The place is the Nurburgring, Germany. Rudi Caracciola approaches in spectacular motion one of the most dangerous corners of the circuit, in his Mercedes W154.
The people at the Mercedes Heritage website pointed this out: notice the rails. You can’t, actually, because there aren’t any. Judging by the angle of the rear end of that Mercedes, this move took some serious courage. I say courage, but I really means balls.
Most of you have seen McQueen on “Le Mans”, Lee Katzin’s 1971 production.
What some of you might not know (I didn’t) is that we could have seen McQueen on ‘Grand Prix’ as well, or at least in some other form of it. Here are the words of Smuckatelli on the topic:
“Steve McQueen had the idea to make a movie about Grand Prix racing and it was to be called “Day of the Champion” with MGM producing the movie. Steve even did some work using a Lotus camera car (see photo). That is actually Steve driving the car with some brave schmuck working the camera. Unfortunately for Steve John Frankenheimer started production on his movie called “Grand Prix” and they cast Steve’s good friend James Garner as the lead. As a result Day of the Champion was put on the shelf and Steve got so angry that he didn’t speak to James Garner for two years.”

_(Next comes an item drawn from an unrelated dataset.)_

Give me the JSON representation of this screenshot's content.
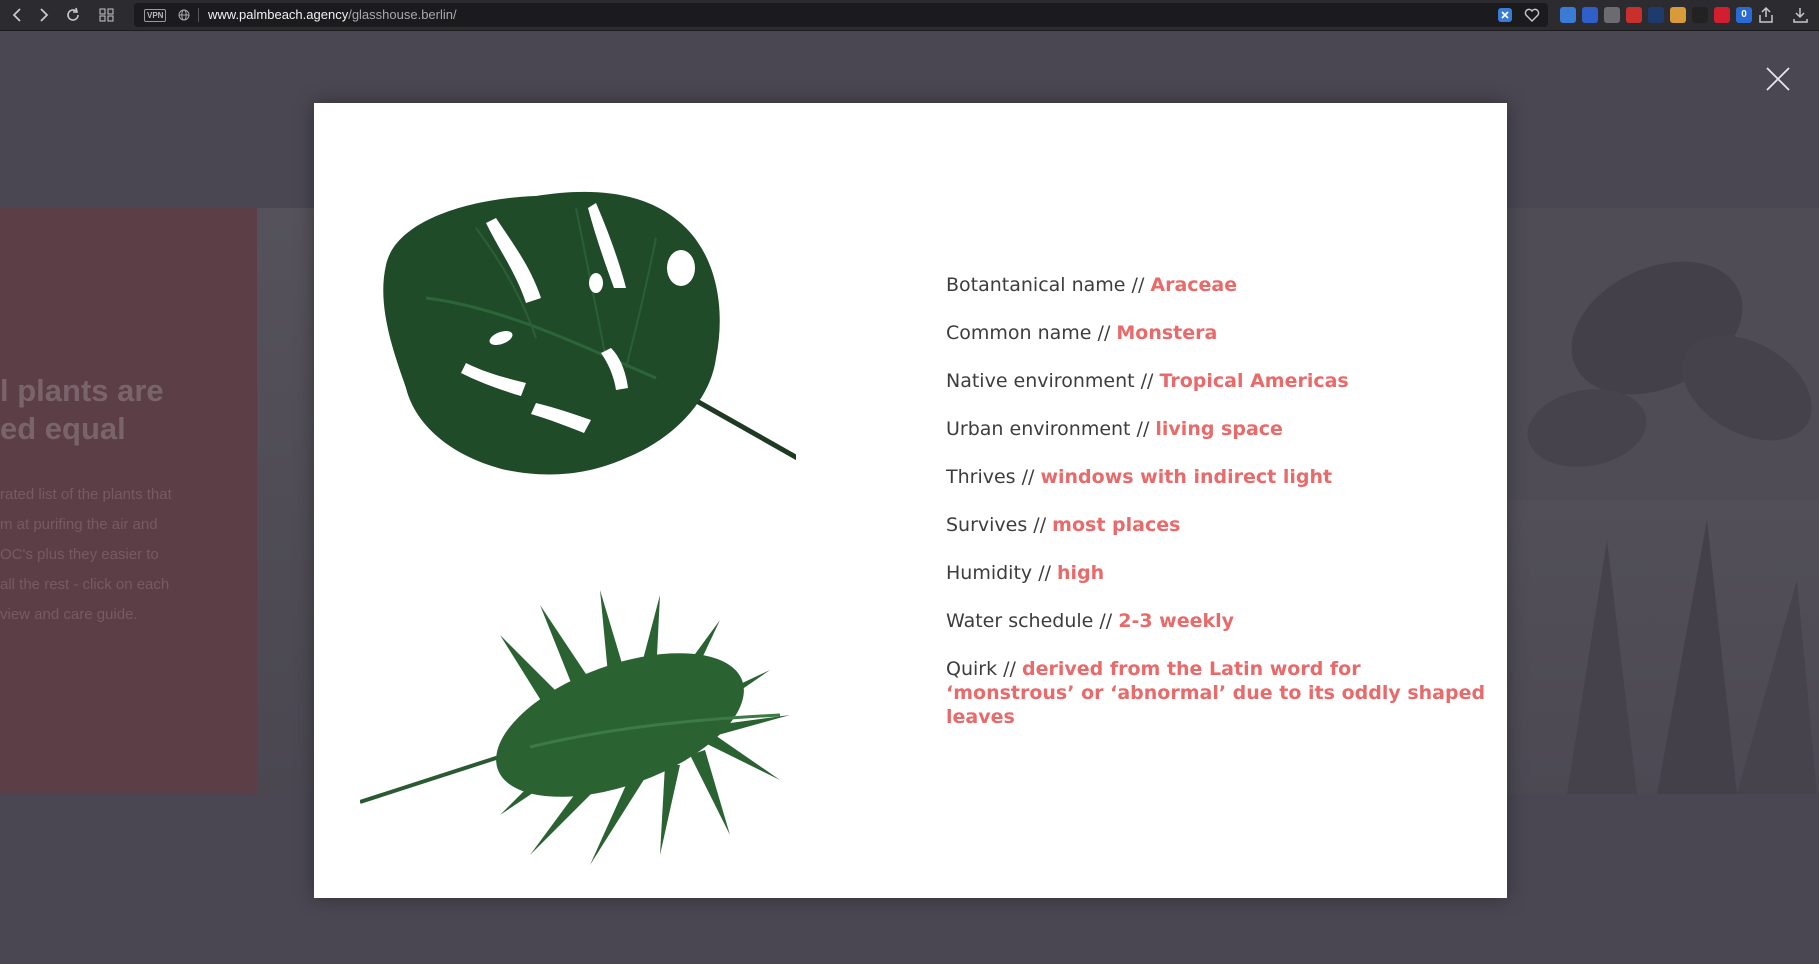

Portugal was once a synonym for fast, full on racing pedigree as far as Formula 1 is concerned, up until we lost the great street circuits both in Lisbon and Oporto — and then Estoril. It’s like the country dumped F1 for good.
So today it is quite endearing for us to watch clips like these, which remind us of what we once had and how a country, in serious need of development back in the days, stopped to a halt just to get a glimpse of what it felt like to live life really really fast.
This event was won by Stirling Moss (Cooper/Climax) with our own portuguese pilot Mário Araújo Cabral coming in 10th (Cooper/Maserati).